--- Record set ---
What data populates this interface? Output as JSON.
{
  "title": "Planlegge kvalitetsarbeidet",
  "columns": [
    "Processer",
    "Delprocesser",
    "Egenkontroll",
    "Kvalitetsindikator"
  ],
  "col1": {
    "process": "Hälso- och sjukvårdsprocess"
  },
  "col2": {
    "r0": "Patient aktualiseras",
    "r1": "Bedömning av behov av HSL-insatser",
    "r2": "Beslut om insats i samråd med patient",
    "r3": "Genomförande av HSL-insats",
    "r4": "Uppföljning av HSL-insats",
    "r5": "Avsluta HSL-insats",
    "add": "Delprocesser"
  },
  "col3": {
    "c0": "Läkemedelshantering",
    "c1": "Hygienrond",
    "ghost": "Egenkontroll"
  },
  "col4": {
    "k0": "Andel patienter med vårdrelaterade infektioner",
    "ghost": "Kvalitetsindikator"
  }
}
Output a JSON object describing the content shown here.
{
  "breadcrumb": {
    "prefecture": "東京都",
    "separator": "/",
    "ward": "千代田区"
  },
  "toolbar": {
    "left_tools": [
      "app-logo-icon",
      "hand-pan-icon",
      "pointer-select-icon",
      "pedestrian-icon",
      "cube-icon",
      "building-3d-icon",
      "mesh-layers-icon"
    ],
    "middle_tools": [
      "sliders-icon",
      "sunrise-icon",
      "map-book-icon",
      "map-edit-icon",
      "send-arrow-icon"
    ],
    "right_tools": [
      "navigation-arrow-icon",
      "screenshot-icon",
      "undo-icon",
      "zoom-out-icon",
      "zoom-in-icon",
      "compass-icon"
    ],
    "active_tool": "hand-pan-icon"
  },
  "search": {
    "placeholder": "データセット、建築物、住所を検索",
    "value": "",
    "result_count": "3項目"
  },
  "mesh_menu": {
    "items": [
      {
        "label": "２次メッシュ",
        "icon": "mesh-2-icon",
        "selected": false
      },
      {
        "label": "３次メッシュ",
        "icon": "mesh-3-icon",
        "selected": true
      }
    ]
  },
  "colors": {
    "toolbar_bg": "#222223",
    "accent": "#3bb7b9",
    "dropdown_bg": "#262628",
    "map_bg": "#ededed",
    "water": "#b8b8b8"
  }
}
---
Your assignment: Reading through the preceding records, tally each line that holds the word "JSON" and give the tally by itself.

Written response: 2